Reflecting its broader focus on human behavior, WELL is an interactive program that extends beyond a checklist of design accomplishments to include actual operations. The certification process measures, verifies, and then monitors performance over a three-year active period. Participating entities are required to submit documentation with periodic updates on individual criteria such as air and water quality, light attributes, and thermal conditions, as well as the way people respond to their new environment. Occupants are regularly surveyed to make sure they are comfortable. “It is a very two-way type of situation in which everyone’s voice can be heard,” says Stawniczy.
Such a sweeping cultural effort does need to be guided by a strong change management program, starting at the outset of the project. Early employee input on various features is supplemented by ongoing promotion and education to ensure the workforce is aware of and taking advantage of all the new pathways to healthier living, whether circadian lighting, the correct use of fitness equipment, or the presence of a wellness room for a migraine. The shift in mindset can be facilitated by specially designated personnel—such as a collaboration officer or a concierge—who are fully versed in all WELL benefits and often initiate community-building activities.
Because many WELL features relate to comfort and mind, Stawniczy points out that the standards will also trigger changes in human resource policies, whether participation in a bike-share program, parental leave (paternal or maternal), or philanthropy. “For the first the time in 20-plus years, I’m having conversations with HR professionals to make sure policies align with WELL standards. We are not just changing architecture, but behaviors.”
When it comes to questions on the cost of designing to meet WELL standards, Stawniczy and Nurse both agree that the greater value lies in the results. Some savings are more easily quantifiable than others, for example, in health insurance rates. Increased productivity might be hard to measure, but “engaged, comfortable, happy employees will work harder than those who are physically uncomfortable,” says Stawniczy.
It’s also a boon for recruiting. Interest in recruiting and retaining the right talent has more than doubled since 2009, Nurse reports. “When candidates see signs that the company is investing in employee well-being, it just might be that extra nugget to pull in top talent.”
In contrast to the 15 percent average participation in corporate wellness offerings, participation in a WELL-certified space runs at 100 percent. Considering that 99 percent of employers are expected to offer health improvement and wellness programs within the next three to five years, the statistics attest to WELL’s value and effectiveness.

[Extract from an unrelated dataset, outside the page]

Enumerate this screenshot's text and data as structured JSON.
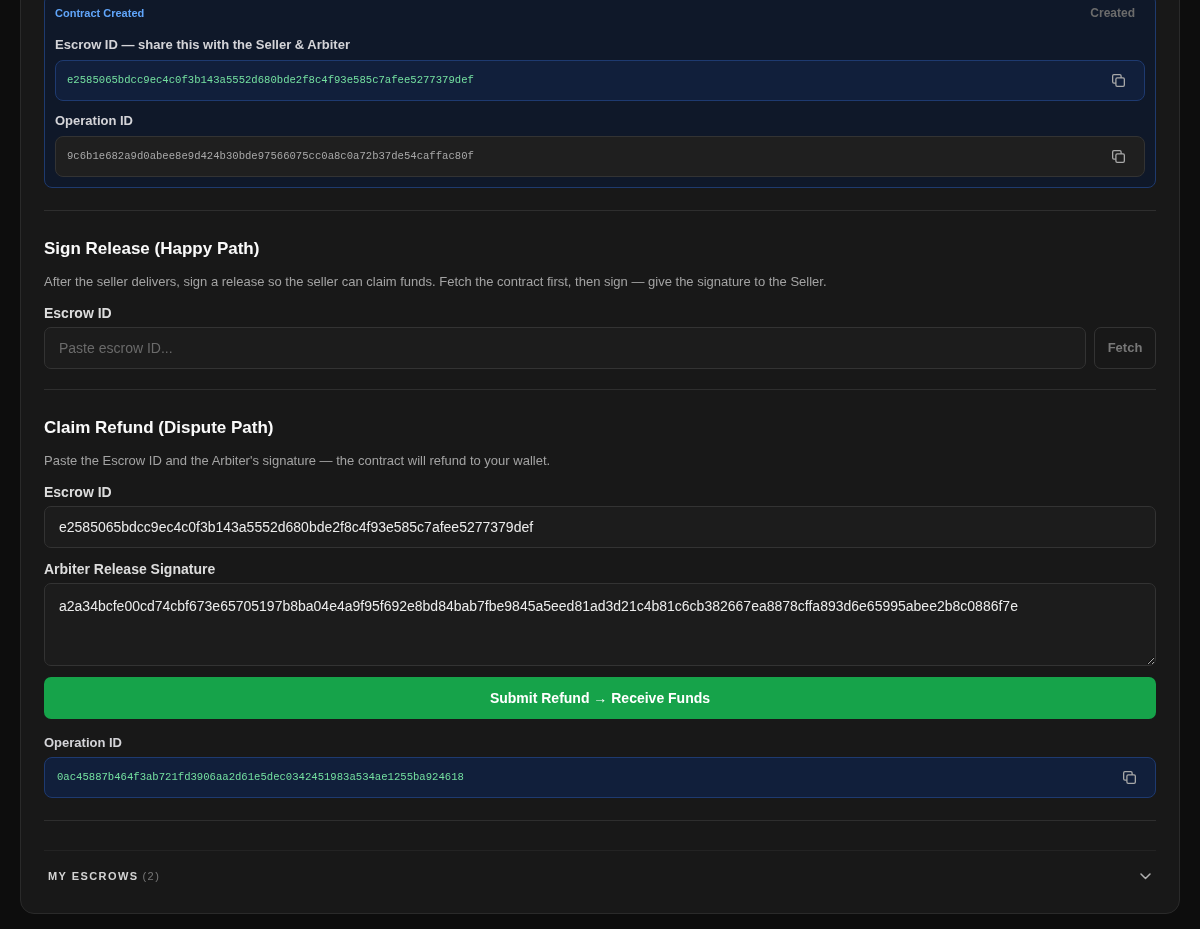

“The WELL Building Standard is an amazing reference guide to assist with the design process,” Stawniczy says. “Whether you opt for certification or not, it is good design that advances the well-being of the people who are indoors 90 percent of the day. The ultimate goal of WELL is to have buildings and communities that create a positive human experience,” he concludes.
By Nicole Zaro Stahl